### EXERCISE DETAILS
Without any of the pictures, set down the data below exactly.

(Records excerpted from a collection)

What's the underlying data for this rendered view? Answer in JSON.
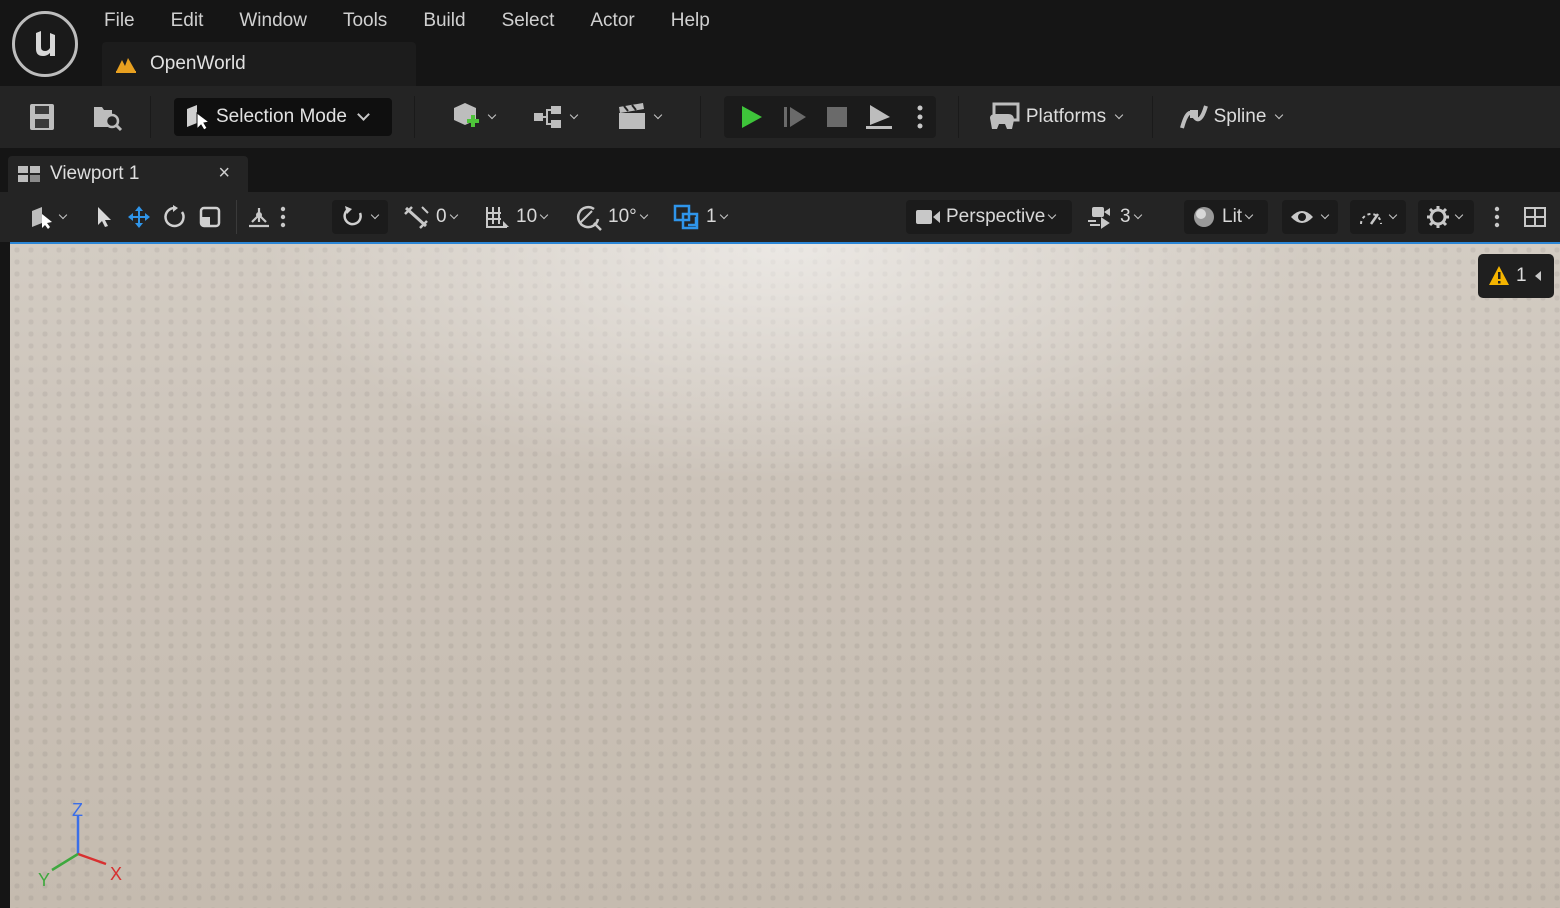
{
  "app": {
    "logo_icon": "unreal-engine-logo",
    "menu": [
      "File",
      "Edit",
      "Window",
      "Tools",
      "Build",
      "Select",
      "Actor",
      "Help"
    ],
    "level_tab": {
      "name": "OpenWorld",
      "icon": "level-icon"
    }
  },
  "toolbar": {
    "save_icon": "save-icon",
    "browse_icon": "content-browser-icon",
    "selection_mode_label": "Selection Mode",
    "add_icon": "add-actor-icon",
    "blueprint_icon": "blueprint-icon",
    "cinematics_icon": "cinematics-icon",
    "play_icon": "play-icon",
    "advance_icon": "advance-frame-icon",
    "stop_icon": "stop-icon",
    "eject_icon": "eject-icon",
    "platforms_label": "Platforms",
    "spline_label": "Spline",
    "play_color": "#3ec43a"
  },
  "viewport_tab": {
    "label": "Viewport 1",
    "close": "×"
  },
  "viewport_toolbar": {
    "snap_translate_value": "0",
    "grid_value": "10",
    "rotation_value": "10°",
    "scale_value": "1",
    "perspective_label": "Perspective",
    "camera_speed_value": "3",
    "view_mode_label": "Lit",
    "accent_color": "#2b86d6"
  },
  "viewport": {
    "warning_count": "1",
    "axis_labels": {
      "z": "Z",
      "y": "Y",
      "x": "X"
    }
  }
}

### TASK ANSWER
What's the underlying data for this rendered view? Answer in JSON.
{
  "app": {
    "logo_icon": "unreal-engine-logo",
    "menu": [
      "File",
      "Edit",
      "Window",
      "Tools",
      "Build",
      "Select",
      "Actor",
      "Help"
    ],
    "level_tab": {
      "name": "OpenWorld",
      "icon": "level-icon"
    }
  },
  "toolbar": {
    "save_icon": "save-icon",
    "browse_icon": "content-browser-icon",
    "selection_mode_label": "Selection Mode",
    "add_icon": "add-actor-icon",
    "blueprint_icon": "blueprint-icon",
    "cinematics_icon": "cinematics-icon",
    "play_icon": "play-icon",
    "advance_icon": "advance-frame-icon",
    "stop_icon": "stop-icon",
    "eject_icon": "eject-icon",
    "platforms_label": "Platforms",
    "spline_label": "Spline",
    "play_color": "#3ec43a"
  },
  "viewport_tab": {
    "label": "Viewport 1",
    "close": "×"
  },
  "viewport_toolbar": {
    "snap_translate_value": "0",
    "grid_value": "10",
    "rotation_value": "10°",
    "scale_value": "1",
    "perspective_label": "Perspective",
    "camera_speed_value": "3",
    "view_mode_label": "Lit",
    "accent_color": "#2b86d6"
  },
  "viewport": {
    "warning_count": "1",
    "axis_labels": {
      "z": "Z",
      "y": "Y",
      "x": "X"
    }
  }
}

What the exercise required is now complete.